CVRD Chair Rob Hutchins is asking Environment Minister Terry Lake to push the pause button on processing applications for soil relocation and for treatment of contaminated soils in the Cowichan Valley.
Hutchins’ request comes as yet another application is under consideration by the provincial government. This one is to dump about 1,450 truckloads of contaminated soil in the Cowichan Valley for treatment at the Evans Gravel Pit on Koksilah Road.
“In keeping with the collaborative and co-operative approach we have been taking with the provincial government in dealing with contaminated soils being relocated to the Cowichan Valley, it is important we work to find satisfactory solutions to this problem and not have to be constantly dealing with new and additional proposals to move more contaminated soil into our area,” Hutchins said. “The Minister has within his authority the ability to instruct staff to place a hold on all applications dealing with contaminated soil going to or being treated in the Cowichan Valley.”
The CVRD has taken a position of firm opposition to the South Island Aggregates application to treat contaminated soils at its quarry location in the Shawnigan area. The CVRD has passed a resolution rejecting all deposition or treatment of contaminated soils in domestic water supply watersheds in the Regional District.
The CVRD has also raised the alarm over more than a dozen unregistered soil dumping sites in the South Cowichan area and is working with the Ministry of Environment to determine the levels of risk that may exist.
The latest application involves contaminated soils being excavated from the Canadian Forces base at Esquimalt and being transported to the Koksilah Road site for treatment. It is projected that it will take over a year to transport all that soil over the Malahat.
Loren Duncan, Director, Electoral Area E, Cowichan Station / Sahtlam / Glenora, said his primary objective is to protect the aquifer and the potable water supply for upwards of 30,000 people who depend on it.

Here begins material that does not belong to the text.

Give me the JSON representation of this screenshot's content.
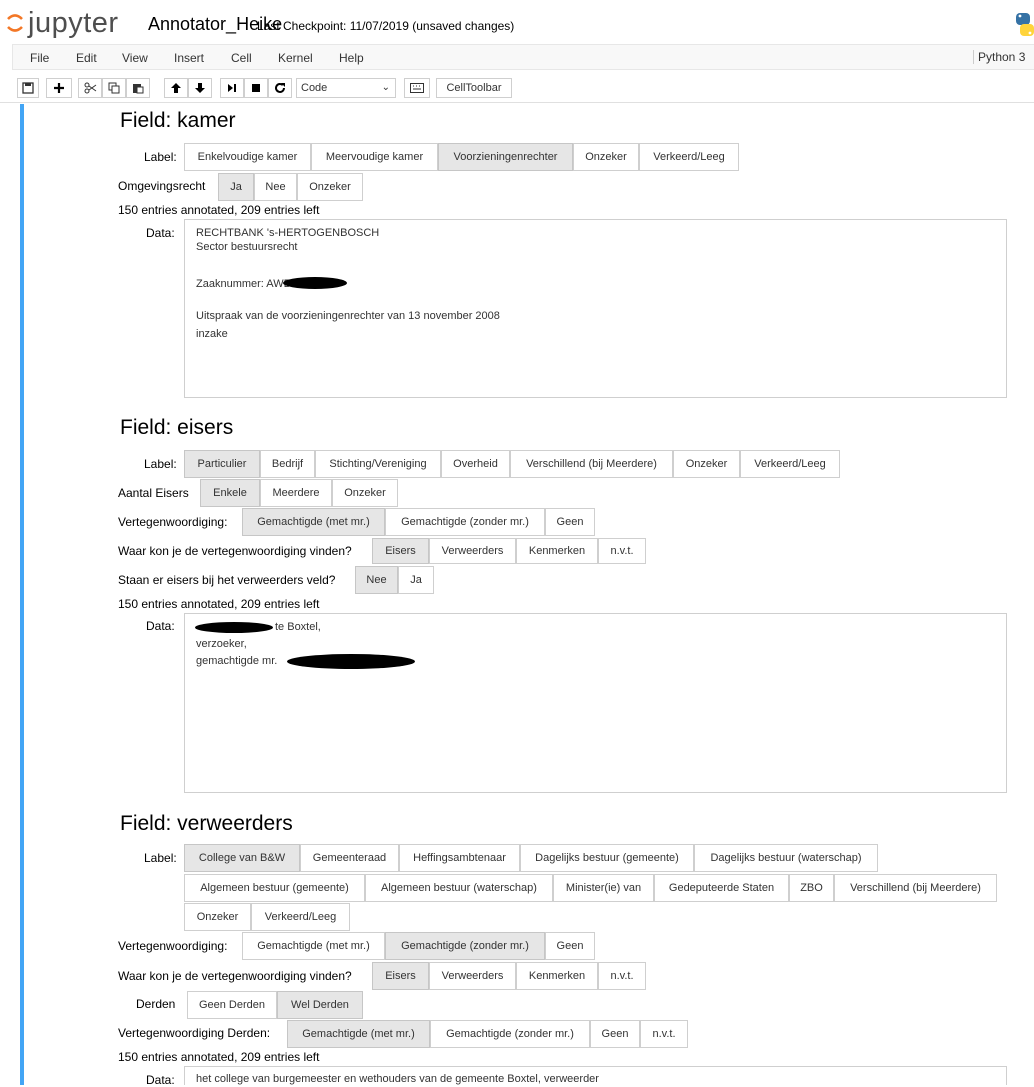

“The maps supplied with this application show that the proposal calls for the soil to be deposited within metres of the confluence of the Koksilah River and Kelvin Creek,” Duncan said. “It’s simply not acceptable to put that water and the aquifer beneath it at risk.”